The importance of Fresh Animals
To understand the challenge Daka has with decayed animals and the extra process it requires in the production of biodiesel, it is beneficial to understand the composition of a molecule of fat. The molecule of fat optimally consists of a glycerol molecule bound together with three molecules of fatty acid. In this composition it is called triglycerides and the more triglycerides the better the fat quality. However, the glycerol molecule can “lose” molecules of fatty acid, when it is disintegrated, and can either turn into diglyceride (linked to two molecules of fatty acid) or monoglyceride (linked to only one molecule of fatty acid). The discarded molecules of fatty acid become free fatty acids. The amount of free fatty acids is the center of the problem.

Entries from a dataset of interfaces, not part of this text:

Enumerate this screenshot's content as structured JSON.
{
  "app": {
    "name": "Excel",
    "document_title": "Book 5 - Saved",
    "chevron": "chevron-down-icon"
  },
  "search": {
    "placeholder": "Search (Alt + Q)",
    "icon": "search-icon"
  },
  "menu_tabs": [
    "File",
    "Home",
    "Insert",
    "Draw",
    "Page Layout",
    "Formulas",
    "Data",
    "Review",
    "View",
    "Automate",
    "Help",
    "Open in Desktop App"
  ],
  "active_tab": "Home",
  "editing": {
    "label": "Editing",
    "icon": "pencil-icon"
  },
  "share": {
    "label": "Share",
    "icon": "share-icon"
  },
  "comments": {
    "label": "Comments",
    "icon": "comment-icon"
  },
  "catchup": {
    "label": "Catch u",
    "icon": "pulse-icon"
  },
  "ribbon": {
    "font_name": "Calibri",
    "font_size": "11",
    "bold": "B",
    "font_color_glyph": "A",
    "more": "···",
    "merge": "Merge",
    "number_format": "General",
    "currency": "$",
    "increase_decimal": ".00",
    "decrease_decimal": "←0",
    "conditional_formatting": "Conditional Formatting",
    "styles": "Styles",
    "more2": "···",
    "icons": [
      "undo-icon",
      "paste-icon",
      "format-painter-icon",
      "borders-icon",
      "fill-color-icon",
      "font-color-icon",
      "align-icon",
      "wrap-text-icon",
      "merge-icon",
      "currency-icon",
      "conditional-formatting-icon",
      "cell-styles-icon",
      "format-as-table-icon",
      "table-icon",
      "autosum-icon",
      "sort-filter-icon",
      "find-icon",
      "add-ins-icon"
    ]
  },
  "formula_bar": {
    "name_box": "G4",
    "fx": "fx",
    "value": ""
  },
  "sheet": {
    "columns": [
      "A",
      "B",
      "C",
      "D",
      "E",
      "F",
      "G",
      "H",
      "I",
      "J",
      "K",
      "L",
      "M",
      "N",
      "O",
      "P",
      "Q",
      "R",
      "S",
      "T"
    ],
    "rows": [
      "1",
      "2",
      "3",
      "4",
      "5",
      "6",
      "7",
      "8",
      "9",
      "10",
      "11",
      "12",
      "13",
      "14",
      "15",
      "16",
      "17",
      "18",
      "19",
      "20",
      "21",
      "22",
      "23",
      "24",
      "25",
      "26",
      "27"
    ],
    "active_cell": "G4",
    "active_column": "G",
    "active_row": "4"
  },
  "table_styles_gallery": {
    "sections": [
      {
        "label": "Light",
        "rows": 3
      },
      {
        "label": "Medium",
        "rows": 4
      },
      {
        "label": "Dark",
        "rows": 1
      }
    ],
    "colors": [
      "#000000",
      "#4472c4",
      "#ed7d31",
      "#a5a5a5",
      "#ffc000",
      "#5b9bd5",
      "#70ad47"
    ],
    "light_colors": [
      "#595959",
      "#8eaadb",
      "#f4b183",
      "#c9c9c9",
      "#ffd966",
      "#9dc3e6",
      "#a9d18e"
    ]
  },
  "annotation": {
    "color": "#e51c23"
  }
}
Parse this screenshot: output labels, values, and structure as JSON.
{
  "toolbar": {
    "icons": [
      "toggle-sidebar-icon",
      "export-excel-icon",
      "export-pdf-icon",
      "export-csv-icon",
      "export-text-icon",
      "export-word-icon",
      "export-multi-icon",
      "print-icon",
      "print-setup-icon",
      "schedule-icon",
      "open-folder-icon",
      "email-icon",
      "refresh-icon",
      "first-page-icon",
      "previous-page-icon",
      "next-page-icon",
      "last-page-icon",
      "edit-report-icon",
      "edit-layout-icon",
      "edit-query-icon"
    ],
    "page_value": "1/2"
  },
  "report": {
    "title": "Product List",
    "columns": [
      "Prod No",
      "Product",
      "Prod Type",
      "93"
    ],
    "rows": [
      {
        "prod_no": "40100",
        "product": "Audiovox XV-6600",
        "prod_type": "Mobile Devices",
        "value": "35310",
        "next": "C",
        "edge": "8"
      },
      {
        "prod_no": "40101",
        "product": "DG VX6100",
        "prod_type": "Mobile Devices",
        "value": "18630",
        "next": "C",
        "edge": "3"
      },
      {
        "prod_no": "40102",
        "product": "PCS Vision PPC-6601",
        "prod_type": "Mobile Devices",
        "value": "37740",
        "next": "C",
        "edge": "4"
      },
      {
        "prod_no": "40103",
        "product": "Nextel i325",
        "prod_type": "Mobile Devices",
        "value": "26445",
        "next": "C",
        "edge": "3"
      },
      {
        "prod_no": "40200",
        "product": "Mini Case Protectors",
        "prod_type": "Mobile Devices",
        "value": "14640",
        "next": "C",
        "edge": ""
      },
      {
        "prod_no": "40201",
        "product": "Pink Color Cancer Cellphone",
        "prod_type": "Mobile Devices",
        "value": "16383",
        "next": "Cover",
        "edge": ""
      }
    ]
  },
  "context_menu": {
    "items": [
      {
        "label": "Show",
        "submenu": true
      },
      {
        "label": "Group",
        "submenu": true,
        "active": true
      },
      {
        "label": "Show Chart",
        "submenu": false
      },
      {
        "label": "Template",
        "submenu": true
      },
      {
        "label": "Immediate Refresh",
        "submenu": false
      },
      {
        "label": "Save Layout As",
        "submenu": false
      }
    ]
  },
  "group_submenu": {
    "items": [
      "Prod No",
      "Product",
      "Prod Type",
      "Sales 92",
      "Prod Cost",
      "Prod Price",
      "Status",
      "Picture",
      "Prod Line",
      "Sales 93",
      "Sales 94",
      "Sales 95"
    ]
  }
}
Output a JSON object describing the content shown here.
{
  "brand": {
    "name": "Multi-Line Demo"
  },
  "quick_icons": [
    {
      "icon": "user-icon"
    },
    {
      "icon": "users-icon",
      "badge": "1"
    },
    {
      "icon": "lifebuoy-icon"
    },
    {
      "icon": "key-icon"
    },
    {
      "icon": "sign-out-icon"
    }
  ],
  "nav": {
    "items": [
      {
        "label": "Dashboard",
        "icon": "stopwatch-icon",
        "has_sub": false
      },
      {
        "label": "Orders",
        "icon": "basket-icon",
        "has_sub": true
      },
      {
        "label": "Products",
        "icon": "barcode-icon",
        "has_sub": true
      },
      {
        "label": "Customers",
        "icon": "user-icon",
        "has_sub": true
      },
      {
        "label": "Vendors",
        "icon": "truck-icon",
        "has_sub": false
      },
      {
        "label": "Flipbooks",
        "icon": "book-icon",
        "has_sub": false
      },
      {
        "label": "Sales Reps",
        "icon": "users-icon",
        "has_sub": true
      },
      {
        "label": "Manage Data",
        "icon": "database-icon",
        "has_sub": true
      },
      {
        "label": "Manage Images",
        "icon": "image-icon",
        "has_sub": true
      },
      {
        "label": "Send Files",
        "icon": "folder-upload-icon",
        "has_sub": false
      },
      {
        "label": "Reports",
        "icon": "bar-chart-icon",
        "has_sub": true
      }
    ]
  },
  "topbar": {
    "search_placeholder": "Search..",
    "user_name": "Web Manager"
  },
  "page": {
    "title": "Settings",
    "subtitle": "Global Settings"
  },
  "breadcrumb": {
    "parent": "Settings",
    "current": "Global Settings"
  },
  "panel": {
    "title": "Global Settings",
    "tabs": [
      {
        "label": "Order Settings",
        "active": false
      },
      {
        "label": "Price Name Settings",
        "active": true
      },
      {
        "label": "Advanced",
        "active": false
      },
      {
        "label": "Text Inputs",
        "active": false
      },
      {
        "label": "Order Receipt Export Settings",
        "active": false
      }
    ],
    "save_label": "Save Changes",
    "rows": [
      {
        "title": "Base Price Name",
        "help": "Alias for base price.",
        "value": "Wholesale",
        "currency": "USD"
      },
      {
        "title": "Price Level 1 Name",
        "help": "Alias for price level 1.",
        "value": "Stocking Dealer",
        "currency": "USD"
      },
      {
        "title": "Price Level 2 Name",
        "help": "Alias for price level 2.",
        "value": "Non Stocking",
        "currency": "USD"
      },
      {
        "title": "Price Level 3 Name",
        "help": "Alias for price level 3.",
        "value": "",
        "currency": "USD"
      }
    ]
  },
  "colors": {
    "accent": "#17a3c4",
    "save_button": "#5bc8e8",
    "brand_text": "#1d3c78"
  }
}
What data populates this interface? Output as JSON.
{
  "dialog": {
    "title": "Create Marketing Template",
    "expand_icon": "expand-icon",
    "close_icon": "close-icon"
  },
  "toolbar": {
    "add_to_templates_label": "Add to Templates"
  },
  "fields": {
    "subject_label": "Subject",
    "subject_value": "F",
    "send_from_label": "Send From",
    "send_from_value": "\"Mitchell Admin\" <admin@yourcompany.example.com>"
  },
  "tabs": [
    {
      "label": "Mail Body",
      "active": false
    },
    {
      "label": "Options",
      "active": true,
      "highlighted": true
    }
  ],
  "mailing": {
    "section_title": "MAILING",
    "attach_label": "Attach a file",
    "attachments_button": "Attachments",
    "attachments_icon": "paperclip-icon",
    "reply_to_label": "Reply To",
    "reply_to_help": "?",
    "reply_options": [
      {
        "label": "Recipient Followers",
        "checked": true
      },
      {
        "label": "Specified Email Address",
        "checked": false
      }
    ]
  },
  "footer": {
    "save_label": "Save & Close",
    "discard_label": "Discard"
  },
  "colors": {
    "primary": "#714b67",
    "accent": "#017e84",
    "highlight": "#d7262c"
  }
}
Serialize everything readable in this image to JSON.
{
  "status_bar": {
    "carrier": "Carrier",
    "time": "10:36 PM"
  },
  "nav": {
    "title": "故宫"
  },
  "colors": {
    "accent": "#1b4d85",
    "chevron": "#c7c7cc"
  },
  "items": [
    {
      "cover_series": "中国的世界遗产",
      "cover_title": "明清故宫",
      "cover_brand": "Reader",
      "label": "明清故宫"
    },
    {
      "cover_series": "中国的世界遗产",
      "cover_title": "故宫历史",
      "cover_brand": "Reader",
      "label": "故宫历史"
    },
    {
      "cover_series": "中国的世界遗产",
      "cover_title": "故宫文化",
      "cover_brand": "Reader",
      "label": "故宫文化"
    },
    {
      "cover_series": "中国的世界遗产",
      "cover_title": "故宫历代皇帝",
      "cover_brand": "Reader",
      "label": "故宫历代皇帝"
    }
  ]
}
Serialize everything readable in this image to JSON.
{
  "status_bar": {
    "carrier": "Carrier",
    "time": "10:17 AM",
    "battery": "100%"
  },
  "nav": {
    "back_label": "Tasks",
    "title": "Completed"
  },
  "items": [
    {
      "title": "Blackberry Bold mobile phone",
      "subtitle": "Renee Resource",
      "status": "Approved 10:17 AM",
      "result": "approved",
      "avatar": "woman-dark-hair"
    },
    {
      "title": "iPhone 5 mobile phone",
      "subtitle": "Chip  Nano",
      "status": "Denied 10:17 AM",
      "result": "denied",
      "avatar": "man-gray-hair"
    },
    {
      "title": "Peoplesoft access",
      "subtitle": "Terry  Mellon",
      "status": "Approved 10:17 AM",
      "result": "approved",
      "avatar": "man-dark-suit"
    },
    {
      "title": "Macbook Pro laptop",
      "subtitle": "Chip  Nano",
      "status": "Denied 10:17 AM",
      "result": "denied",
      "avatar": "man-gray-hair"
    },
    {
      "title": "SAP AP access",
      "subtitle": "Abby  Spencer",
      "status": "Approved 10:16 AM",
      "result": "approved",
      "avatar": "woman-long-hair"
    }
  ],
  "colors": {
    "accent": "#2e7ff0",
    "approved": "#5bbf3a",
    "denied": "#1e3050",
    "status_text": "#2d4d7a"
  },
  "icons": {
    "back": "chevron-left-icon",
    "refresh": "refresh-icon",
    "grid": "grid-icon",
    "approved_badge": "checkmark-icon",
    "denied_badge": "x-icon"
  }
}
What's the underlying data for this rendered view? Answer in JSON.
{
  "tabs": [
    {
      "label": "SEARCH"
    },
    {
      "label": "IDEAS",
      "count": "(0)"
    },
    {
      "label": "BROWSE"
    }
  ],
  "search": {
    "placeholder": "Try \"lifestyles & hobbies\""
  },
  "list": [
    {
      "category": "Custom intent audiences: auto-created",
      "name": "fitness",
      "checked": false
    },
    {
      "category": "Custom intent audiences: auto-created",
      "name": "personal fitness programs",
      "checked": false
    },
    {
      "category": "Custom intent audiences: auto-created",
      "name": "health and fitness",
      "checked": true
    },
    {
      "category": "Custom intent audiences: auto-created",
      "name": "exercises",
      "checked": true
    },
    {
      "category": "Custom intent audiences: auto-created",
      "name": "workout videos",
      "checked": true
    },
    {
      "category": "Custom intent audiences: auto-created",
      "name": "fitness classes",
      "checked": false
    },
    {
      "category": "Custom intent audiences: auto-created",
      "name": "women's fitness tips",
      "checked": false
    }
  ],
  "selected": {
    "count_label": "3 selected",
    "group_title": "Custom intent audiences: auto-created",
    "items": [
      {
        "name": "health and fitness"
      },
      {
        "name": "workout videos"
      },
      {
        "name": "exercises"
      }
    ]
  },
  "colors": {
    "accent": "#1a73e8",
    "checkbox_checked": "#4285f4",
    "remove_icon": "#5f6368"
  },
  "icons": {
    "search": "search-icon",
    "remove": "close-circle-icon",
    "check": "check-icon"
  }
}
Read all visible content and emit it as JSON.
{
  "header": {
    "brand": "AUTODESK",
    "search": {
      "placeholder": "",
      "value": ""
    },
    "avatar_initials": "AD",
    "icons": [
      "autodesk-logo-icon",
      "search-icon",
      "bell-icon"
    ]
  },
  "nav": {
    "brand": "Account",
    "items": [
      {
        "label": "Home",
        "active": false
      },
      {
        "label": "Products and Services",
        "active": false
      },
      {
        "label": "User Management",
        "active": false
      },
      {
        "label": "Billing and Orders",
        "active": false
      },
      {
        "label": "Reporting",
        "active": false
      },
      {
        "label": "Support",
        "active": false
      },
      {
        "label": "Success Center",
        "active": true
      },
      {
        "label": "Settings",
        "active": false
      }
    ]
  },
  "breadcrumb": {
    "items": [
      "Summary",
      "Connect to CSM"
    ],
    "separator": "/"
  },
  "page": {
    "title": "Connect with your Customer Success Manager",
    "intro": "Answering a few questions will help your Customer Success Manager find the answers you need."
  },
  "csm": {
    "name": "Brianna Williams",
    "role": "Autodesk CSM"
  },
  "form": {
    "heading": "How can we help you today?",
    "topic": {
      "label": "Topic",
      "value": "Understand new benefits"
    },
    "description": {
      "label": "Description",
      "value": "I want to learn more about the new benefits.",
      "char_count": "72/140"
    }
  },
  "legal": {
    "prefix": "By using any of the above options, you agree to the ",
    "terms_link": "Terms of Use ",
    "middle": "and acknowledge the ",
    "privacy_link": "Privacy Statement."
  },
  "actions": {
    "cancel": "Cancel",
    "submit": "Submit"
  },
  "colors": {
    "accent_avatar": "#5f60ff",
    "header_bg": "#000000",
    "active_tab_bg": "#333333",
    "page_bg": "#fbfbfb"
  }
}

The formation of free fatty acids begins by reprieve (when an animal decays). A high proportion of free fatty acids in the animal fat induces that we have to process the fat two times – Firstly, we have to use acid to convert the free fatty acids into biodiesel, before the second round, where we can convert the molecules of fat into biodiesel.